12. Use bait before hunting season
Level the playing field and make sure you really get a good sample of deer in your area by using some sort of attractant to bring in bucks and does. Use effective cheap attractants that deer love. Try corn, apples, peanut butter, clover, molasses and any number of store bought attractants.
If you have trouble with bears, which can ruin a camera set with the scent of a predator, switch to rice bran, minerals or non-food based attractants. If you live in a state that bans all wildlife feeding, use minerals or mock scrapes and be sure to follow the rules to the T.
13. Target funnels and bedding areas
When you set out cameras, take advantage of natural deer movement for pictures. You simply can’t rely completely on bait to draw deer attention to your camera set. You’ll waste far too much money on corn or other attractants and you’ll overly disturb the deer movement pattern on your property if you try and drive deer unnaturally.
Funnels and bedding areas are great because they’re high traffic and high security areas for deer and other game. Just make sure you find a good pinch point to narrow down the traffic.
14. Learn your property
The reason deer move on trails repeatedly over several years is because that’s the best way to move through the habitat as a deer. It offers the most comforting terrain, the best thermals and wind patterns and is the shortest distance.
You won’t be able to convince each and every buck to go 100 yards out of the way to a corn pile. Instead, find where the deer naturally are and use it to your advantage.
15. Keep GPS locations
This is a small detail that may not apply to everyone but I’m still missing two cameras that I lost in a remote big woods section of an 80,000-acre public spread of land. Being sure of where you put it makes it easier to determine if your camera was stolen.
16. Take pictures of the set
This is in the same category as the last tip but taking a picture or accurate notes of your physical camera can help you find it later on. It can help to find or determine if your camera was stolen, and if it was stolen from private land having a picture of your camera to give to the police can help them find your trespassers and maybe find your camera if they get them.
17. Use rain if you can
If you get the opportunity to, try and set your camera up in the rain. It’ll help minimize scent, hide tracks from other hunters and make it less likely to bump deer. The rain may make it more difficult to hump in bait but it can be a little icing on the cake for mature deer.
18. Visit at midday
When you go in to check your cameras try and visit during midday to minimize the chance of bumping deer and tipping them off to your camera. This also gets you in the woods when most other hunters aren’t so fewer hunters will see you on public land on the way into your area.

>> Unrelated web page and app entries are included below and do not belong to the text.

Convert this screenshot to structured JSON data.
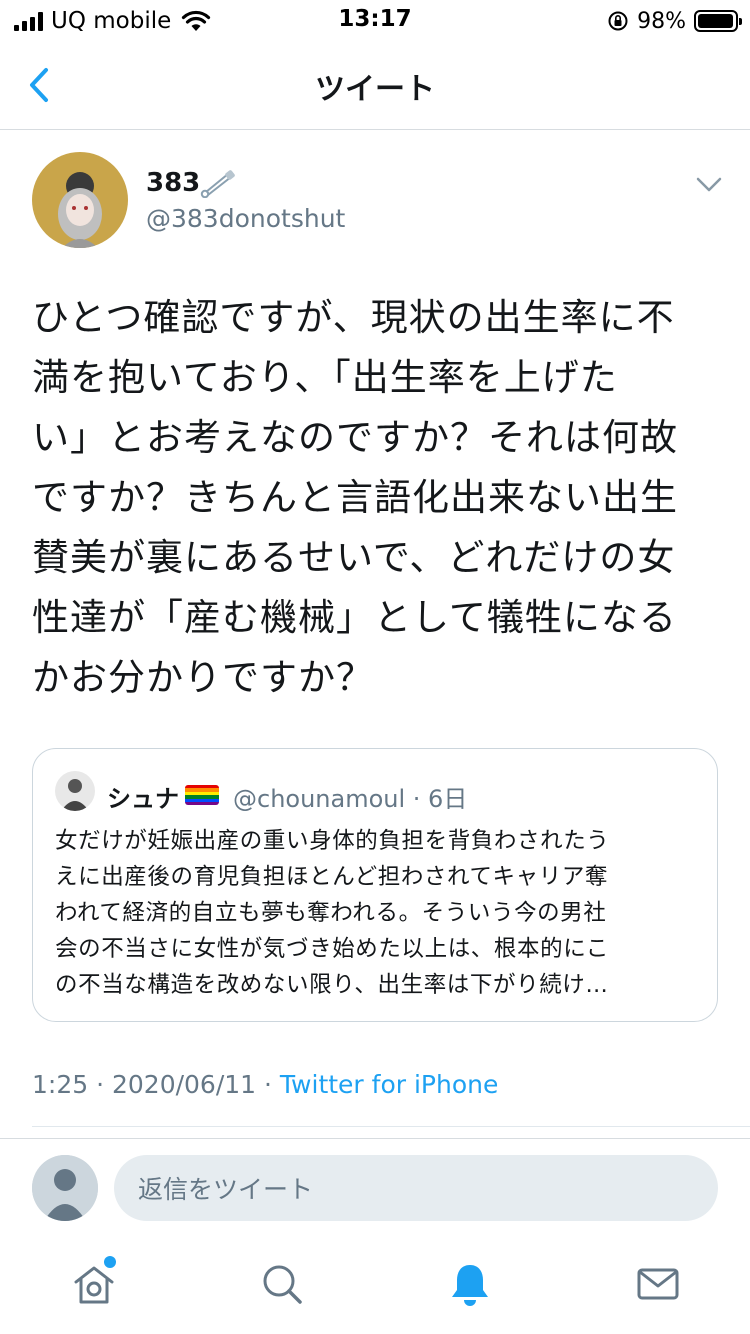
{
  "status_bar": {
    "carrier": "UQ mobile",
    "time": "13:17",
    "battery_percent_text": "98%",
    "battery_level": 0.98
  },
  "navbar": {
    "title": "ツイート"
  },
  "tweet": {
    "display_name": "383",
    "handle": "@383donotshut",
    "text": "ひとつ確認ですが、現状の出生率に不\n満を抱いており、「出生率を上げた\nい」とお考えなのですか？それは何故\nですか？きちんと言語化出来ない出生\n賛美が裏にあるせいで、どれだけの女\n性達が「産む機械」として犠牲になる\nかお分かりですか？",
    "timestamp": "1:25 · 2020/06/11 · ",
    "source": "Twitter for iPhone"
  },
  "quote": {
    "display_name": "シュナ",
    "handle_time": "@chounamoul · 6日",
    "text": "女だけが妊娠出産の重い身体的負担を背負わされたう\nえに出産後の育児負担ほとんど担わされてキャリア奪\nわれて経済的自立も夢も奪われる。そういう今の男社\n会の不当さに女性が気づき始めた以上は、根本的にこ\nの不当な構造を改めない限り、出生率は下がり続け…"
  },
  "reply": {
    "placeholder": "返信をツイート"
  },
  "colors": {
    "accent": "#1da1f2",
    "secondary_text": "#657786",
    "border": "#ccd6dd"
  },
  "tabbar": {
    "icons": [
      "home-icon",
      "search-icon",
      "notifications-icon",
      "messages-icon"
    ],
    "active": "notifications-icon"
  }
}
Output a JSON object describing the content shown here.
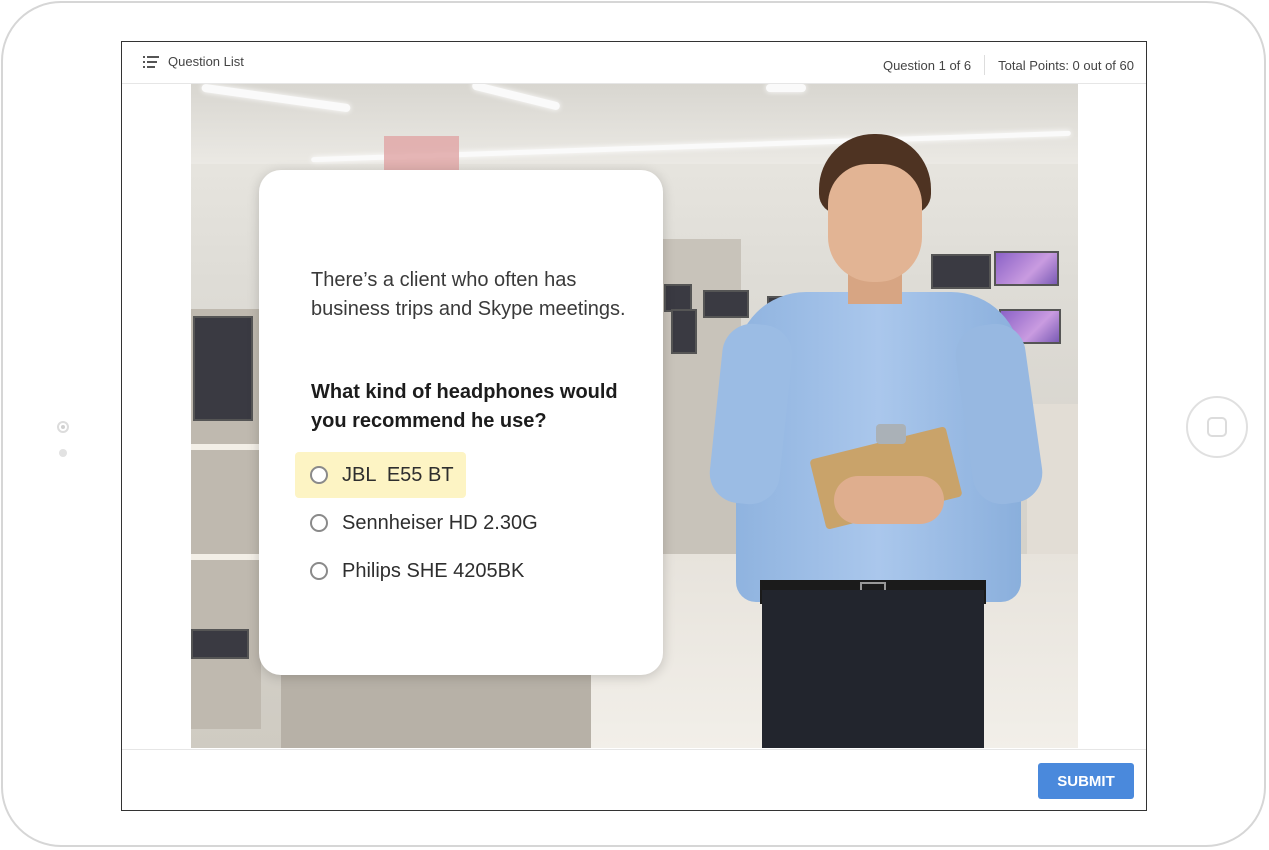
{
  "topbar": {
    "question_list_label": "Question List",
    "question_counter": "Question 1 of 6",
    "total_points": "Total Points: 0 out of 60"
  },
  "question": {
    "stem": "There’s a client who often has business trips and Skype meetings.",
    "prompt": "What kind of headphones would you recommend he use?",
    "options": [
      {
        "label": "JBL  E55 BT",
        "highlighted": true
      },
      {
        "label": "Sennheiser HD 2.30G",
        "highlighted": false
      },
      {
        "label": "Philips SHE 4205BK",
        "highlighted": false
      }
    ]
  },
  "footer": {
    "submit_label": "SUBMIT"
  },
  "colors": {
    "accent": "#4a89dc",
    "highlight": "#fdf4c4"
  },
  "icons": [
    "list-icon",
    "radio-icon"
  ]
}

19. When to check
How long you can leave a trail camera out depends a lot on your particular situation. Battery life, SD card capacity, storm damage theft and just routine maintenance will alter how long to leave a trail camera out. A good rule of thumb is don’t leave it for longer than 80% of the manufacturers claimed battery life. This leave a good buffer to service your camera before it really needs it.
20. Spread your hobby
Trail cameras have done more for growing hunting than anything else in recent years. Sharing the pictures of fawns, groups of does and yearling bucks enjoying the habitat hunters have built, playing in a group or just doing their deer thing is a powerful message to non and anti-hunters a like.
Hunters are stewards of the environment and trail camera footage helps prove it to people who think all we do is kill indiscriminately. Post your pictures, videos and data that you collect on social media, show people on your phone and bring them along. Grow our sport and defend our rights.
Most trail camera tips are gained through field experience and vary from camp to camp and region to region. This is a basic list of hard earned knowledge on getting pictures of weary bucks to gain information to kill them with. Arm yourself with a good camera, and head out to the best habitat you have access to and enjoy your newfound hobby.